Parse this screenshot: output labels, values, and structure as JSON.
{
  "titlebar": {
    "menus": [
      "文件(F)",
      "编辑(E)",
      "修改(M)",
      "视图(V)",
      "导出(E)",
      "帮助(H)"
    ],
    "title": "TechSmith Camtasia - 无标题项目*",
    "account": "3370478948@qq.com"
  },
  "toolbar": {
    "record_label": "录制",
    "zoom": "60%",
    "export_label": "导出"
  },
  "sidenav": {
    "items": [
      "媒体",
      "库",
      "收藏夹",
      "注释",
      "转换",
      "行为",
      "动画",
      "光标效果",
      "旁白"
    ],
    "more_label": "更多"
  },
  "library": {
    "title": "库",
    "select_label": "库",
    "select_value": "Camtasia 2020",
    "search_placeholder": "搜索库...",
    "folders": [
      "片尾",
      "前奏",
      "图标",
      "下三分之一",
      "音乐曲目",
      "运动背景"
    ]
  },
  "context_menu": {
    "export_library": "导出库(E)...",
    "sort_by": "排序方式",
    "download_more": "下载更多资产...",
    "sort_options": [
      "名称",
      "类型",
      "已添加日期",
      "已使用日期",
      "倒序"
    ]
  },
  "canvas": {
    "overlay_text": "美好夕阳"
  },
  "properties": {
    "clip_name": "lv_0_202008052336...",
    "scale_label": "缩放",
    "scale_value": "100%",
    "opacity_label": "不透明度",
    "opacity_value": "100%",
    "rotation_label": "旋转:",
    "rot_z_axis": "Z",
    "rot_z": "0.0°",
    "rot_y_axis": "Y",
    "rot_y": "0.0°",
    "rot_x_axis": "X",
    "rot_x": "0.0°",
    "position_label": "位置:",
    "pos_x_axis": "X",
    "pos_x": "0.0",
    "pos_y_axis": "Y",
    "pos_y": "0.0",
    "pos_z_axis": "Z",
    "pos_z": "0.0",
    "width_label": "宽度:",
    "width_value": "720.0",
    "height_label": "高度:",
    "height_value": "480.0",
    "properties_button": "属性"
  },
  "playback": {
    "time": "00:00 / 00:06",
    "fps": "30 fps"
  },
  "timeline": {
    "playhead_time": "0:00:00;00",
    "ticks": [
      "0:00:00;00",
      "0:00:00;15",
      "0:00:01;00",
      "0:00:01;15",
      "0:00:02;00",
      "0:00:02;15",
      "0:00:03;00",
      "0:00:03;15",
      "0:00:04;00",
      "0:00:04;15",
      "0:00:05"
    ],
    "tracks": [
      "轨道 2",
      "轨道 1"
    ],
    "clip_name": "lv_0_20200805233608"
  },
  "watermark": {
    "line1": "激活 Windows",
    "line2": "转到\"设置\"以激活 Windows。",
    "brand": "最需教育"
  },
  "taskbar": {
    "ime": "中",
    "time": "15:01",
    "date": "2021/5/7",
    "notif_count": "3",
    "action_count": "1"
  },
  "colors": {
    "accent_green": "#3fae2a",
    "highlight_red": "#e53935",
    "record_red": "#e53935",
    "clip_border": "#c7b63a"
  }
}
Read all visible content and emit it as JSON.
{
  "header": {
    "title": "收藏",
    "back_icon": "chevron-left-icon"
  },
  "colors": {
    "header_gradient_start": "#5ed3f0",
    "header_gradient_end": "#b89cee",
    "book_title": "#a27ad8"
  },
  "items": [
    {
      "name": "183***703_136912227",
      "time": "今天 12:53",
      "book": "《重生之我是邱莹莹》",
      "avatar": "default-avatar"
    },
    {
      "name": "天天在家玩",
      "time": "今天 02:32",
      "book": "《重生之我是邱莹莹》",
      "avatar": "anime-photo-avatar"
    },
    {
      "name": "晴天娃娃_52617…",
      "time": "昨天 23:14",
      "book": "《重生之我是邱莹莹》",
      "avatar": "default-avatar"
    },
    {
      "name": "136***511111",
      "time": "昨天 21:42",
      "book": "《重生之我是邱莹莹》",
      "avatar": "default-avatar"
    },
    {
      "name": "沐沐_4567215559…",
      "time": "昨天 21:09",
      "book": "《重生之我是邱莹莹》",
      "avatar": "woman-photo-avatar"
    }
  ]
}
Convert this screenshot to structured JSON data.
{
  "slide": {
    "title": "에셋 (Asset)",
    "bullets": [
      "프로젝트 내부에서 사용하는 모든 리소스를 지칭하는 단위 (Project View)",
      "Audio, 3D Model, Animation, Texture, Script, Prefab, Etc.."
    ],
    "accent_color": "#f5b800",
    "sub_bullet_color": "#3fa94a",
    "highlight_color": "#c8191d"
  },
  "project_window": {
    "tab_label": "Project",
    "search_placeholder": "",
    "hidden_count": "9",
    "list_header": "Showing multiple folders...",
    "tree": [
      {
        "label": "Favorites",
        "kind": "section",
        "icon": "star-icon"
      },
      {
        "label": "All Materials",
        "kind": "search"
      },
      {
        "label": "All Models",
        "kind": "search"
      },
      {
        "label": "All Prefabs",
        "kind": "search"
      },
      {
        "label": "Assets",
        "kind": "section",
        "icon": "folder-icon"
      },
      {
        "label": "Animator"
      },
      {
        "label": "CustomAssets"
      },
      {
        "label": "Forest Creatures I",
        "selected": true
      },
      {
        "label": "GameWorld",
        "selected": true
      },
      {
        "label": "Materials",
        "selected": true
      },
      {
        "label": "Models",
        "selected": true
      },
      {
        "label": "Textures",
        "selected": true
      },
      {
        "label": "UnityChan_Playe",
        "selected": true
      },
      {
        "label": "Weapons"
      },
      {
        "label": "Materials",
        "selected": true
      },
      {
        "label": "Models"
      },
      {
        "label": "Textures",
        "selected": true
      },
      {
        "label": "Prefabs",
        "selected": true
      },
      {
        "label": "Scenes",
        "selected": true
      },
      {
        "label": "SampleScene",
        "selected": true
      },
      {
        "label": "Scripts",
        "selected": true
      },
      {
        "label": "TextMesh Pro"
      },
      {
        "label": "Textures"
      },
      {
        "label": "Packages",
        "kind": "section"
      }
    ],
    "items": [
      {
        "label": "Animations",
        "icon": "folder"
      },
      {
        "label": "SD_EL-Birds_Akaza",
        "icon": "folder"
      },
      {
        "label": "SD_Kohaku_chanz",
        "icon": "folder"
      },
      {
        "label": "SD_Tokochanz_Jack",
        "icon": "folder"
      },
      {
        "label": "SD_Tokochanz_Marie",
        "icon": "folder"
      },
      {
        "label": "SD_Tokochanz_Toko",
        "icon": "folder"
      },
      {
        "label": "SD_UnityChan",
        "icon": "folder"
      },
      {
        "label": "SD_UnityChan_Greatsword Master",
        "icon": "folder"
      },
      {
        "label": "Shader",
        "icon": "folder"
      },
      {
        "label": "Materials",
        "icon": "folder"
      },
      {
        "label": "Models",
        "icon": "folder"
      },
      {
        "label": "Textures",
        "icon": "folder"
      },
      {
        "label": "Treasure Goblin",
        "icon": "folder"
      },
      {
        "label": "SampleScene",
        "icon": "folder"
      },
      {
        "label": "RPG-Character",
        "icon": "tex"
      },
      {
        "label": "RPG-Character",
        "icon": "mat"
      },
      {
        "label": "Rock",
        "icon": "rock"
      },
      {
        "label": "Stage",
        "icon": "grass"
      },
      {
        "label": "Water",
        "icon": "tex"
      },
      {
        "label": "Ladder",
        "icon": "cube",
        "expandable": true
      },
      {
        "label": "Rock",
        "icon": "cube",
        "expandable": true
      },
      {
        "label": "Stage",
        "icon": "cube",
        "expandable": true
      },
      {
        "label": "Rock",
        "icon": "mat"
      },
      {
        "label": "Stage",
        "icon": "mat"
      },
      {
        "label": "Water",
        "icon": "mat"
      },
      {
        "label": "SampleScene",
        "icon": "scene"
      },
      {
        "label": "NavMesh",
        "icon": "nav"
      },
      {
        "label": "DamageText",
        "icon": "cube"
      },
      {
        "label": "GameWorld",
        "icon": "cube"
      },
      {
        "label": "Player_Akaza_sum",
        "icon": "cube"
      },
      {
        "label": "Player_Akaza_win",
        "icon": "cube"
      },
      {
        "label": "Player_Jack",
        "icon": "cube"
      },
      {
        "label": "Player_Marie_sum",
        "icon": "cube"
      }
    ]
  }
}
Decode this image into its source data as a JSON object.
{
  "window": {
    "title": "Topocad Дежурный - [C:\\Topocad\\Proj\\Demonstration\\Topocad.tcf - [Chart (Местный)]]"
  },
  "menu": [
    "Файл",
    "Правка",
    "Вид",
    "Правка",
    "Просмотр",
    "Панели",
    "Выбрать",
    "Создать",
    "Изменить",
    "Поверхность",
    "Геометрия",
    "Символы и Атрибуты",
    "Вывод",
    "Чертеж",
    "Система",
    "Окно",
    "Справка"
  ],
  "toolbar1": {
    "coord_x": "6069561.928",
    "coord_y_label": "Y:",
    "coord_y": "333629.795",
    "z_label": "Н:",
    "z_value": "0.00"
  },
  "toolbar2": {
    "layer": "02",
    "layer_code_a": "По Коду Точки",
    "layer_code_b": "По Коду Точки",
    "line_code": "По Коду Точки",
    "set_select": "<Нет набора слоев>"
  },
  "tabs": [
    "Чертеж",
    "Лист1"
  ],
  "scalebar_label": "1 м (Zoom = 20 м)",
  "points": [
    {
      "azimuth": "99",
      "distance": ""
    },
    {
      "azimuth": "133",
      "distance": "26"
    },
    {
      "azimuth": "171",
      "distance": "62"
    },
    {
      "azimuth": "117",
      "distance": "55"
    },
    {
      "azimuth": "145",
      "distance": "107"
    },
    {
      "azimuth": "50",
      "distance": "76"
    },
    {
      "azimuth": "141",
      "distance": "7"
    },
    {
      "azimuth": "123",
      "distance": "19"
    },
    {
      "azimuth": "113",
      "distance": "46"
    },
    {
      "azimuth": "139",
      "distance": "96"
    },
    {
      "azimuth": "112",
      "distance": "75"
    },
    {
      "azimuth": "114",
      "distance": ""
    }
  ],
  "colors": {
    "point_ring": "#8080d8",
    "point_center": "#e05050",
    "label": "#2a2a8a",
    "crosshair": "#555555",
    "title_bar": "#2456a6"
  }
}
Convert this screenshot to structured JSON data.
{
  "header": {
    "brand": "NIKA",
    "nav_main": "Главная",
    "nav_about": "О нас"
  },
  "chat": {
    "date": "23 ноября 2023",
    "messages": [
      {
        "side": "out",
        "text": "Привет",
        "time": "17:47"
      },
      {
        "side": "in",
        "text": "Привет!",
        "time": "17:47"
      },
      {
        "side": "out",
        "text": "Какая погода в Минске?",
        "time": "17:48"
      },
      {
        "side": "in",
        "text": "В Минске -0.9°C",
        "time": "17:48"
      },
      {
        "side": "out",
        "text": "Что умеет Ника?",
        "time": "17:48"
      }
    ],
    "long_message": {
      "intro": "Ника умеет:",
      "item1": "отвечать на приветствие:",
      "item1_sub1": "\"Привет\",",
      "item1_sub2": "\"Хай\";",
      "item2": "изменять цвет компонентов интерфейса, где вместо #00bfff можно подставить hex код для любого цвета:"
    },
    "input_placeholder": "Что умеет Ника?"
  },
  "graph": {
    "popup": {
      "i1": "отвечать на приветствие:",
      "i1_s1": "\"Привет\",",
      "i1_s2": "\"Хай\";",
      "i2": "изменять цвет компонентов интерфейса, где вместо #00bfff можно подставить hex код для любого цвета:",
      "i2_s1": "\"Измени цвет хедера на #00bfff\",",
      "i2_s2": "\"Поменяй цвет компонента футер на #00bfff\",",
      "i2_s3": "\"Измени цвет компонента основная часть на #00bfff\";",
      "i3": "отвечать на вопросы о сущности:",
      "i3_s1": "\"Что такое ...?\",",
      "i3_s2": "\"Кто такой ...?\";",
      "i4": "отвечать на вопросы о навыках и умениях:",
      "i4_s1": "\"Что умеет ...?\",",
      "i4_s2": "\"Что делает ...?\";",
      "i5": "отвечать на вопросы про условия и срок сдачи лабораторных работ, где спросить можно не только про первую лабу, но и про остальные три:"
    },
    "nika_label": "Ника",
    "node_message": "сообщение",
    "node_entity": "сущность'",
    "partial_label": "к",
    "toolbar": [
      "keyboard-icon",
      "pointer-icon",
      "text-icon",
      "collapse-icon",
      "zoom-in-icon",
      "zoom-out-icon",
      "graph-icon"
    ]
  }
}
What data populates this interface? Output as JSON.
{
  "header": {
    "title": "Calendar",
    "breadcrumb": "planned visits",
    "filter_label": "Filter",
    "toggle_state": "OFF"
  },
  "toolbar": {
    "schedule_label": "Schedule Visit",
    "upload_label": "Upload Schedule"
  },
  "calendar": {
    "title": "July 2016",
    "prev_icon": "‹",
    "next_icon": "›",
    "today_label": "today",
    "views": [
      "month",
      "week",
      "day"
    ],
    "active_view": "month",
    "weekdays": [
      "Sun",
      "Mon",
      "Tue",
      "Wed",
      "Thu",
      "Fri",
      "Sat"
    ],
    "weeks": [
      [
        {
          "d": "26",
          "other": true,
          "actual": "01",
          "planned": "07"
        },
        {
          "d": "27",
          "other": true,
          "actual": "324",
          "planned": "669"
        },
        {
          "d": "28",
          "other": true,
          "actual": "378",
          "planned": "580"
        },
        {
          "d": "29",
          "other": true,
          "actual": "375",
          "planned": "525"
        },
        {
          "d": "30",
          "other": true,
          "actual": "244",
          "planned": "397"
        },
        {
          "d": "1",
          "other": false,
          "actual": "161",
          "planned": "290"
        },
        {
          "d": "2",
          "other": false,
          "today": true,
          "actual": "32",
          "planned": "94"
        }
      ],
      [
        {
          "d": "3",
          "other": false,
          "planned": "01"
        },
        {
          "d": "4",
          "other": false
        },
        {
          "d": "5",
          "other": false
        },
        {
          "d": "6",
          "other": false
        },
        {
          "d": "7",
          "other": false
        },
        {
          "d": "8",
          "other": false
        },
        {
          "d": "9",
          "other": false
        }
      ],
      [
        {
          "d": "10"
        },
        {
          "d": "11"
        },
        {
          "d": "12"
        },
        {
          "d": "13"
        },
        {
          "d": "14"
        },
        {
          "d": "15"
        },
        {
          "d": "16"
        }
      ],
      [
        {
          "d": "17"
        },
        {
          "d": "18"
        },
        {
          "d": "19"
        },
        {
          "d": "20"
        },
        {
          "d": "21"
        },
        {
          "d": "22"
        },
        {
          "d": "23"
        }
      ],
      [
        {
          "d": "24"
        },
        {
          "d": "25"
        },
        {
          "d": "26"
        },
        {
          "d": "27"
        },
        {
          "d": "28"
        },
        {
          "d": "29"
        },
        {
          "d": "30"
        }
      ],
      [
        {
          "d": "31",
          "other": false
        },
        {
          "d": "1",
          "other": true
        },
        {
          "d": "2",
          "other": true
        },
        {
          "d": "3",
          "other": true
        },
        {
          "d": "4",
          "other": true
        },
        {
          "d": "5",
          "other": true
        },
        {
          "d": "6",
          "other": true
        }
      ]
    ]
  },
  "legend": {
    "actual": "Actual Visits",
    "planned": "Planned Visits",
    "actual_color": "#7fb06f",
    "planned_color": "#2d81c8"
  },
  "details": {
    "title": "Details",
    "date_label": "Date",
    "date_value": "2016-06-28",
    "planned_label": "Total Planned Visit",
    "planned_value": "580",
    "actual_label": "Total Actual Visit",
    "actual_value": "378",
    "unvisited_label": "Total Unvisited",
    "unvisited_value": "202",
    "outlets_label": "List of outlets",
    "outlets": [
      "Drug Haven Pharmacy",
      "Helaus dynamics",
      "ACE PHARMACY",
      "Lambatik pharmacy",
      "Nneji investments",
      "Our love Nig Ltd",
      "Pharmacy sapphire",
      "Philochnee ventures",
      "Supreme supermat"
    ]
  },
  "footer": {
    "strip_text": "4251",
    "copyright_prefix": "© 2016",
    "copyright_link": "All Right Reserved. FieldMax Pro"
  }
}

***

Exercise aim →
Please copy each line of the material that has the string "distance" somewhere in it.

Solved exercise →
      "distance": ""
      "distance": "26"
      "distance": "62"
      "distance": "55"
      "distance": "107"
      "distance": "76"
      "distance": "7"
      "distance": "19"
      "distance": "46"
      "distance": "96"
      "distance": "75"
      "distance": ""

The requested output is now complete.